MercoPress, en Español

Montevideo, March 30th 2023 - 01:16 UTC



Antarctica floating ice shelves thinning at an unexpected accelerated rate

Saturday, March 28th 2015 - 11:52 UTC
Full article 15 comments

Scientists have their best view yet of the status of Antarctica's floating ice shelves and they find them to be thinning at an accelerating rate. Fernando Paolo and colleagues used 18 years of data from European radar satellites to compile their assessment.

 In the first half of that period, the total losses from these tongues of ice that jut out from the continent amounted to 25 cubic km per year, but by the second half, this had jumped to 310 cubic km per annum.

“For the decade before 2003, ice-shelf volume for all Antarctica did not change much,” said Paolo from the Scripps Institution of Oceanography in San Diego, California.

“Since then, volume loss has been significant. The western ice shelves have been persistently thinning for two decades, and earlier gains in the eastern ice shelves ceased in the most recent decade,” he told BBC News.

The satellite research is published in Science magazine. It is a step up from previous studies, which provided only short snapshots of behavior. Here, the team has combined the data from three successive orbiting altimeter missions operated by the European Space Agency (Esa).

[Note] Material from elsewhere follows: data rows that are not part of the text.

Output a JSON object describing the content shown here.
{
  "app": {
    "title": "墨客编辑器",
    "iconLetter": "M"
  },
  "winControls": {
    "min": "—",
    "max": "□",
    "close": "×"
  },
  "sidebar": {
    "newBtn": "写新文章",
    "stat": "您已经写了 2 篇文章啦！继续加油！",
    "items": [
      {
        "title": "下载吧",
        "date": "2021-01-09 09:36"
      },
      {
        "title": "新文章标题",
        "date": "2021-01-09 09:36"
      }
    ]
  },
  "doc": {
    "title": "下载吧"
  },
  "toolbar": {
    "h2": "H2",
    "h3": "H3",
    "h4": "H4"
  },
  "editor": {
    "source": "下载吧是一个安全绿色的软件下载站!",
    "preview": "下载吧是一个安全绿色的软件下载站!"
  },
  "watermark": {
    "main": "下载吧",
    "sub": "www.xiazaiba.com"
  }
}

The findings demonstrate the value of continuous, long-term, cross-calibrated time series of information.

Many of Antarctica's ice shelves are huge. The one protruding into the Ross Sea is the size of France. They form where glacier ice running off the continent protrudes across water. At a certain point, the ice lifts off the seabed and floats. Eventually, as these shelves continue to push outwards, their fronts will calve, forming icebergs.

If the losses to the ocean balance the gains on land through precipitation of snows, this entirely natural process contributes nothing to sea level rise. But if thinning weakens the shelves so that land ice can flow faster towards the sea, this will kick the system out of kilter. Repeat observations now show this to be the case across much of West Antarctica.

“If this thinning continues at the rates we report, some of the ice shelves in West Antarctica that we've observed will disappear by the end of this century,” said Scripps co-author Helen Amanda Fricker.

“A number of these ice shelves are holding back 1m to 3m of sea level rise in the grounded ice. And that means that ultimately this ice will be delivered into the oceans and we will see global sea-level rise on that order.”

Various studies have now confirmed that the land, or grounded, ice in Antarctica is losing mass. Esa's current polar observing spacecraft, known as Cryosat, recently reported that the continent's ice sheet was diminishing at a rate of a 160 billion tons a year. Cryosat found the average elevation of the full ice sheet to be falling annually by almost 2cm.

It is thought that all this thinning is predominantly the consequence of warm water getting under the floating ice at the continent's margins to melt it from below. This warmer water appears to be being drawn towards Antarctica by stronger westerly winds in the Southern Ocean.

But the precise drivers at work and their scale are poorly understood. And until scientists get a better grasp of some of these issues, their ability to project future change will be limited.

Prof David Vaughan is the director of science at the British Antarctic Survey, BAS, and was not involved in the Paolo paper.

He commented: “We need three components: we need to understand the changes in the grounded ice; how the floating ice is behaving; and finally how the oceanographic conditions under the floating ice have changed. With those three things, we have the basis for building really good models. Ten years ago, we didn't have any one of those elements. Today, we've made good progress on two, but on the oceanographic side we're only just beginning.”

BAS recently placed moorings in the Amundsen Sea in West Antarctica to gather data on ocean conditions. In the same sector, BAS also sent a sub under the floating shelf ahead of Pine Island Glacier to better understand how water moves under the ice.

Categories: Environment, Antarctica.

Top Comments

Disclaimer & comment rules
  • ilsen

    Must be all that hot air blowing out of Buenos Aires, they don't call it Casa Rosada because of the dodgy paint-job. If Cristina and her motley crew continue 'blowing-off' at the same rate, it will soon be known as the Casa Roja... then the sky might well fall down ...

    Mar 28th, 2015 - 12:50 pm 0
  • Brasileiro

    US is fucked up! We will cut the heat that gives life!

    The gulf stream will die! Goodbye US! Winters from now on will always be worse, until one day the winter will be eternal!

    Mar 28th, 2015 - 02:34 pm 0
  • ilsen


    Another one is out!

    Bring the tranquiliser injection!

    Mar 28th, 2015 - 04:41 pm 0
Read all comments

Commenting for this story is now closed.
If you have a Facebook account, become a fan and comment on our Facebook Page!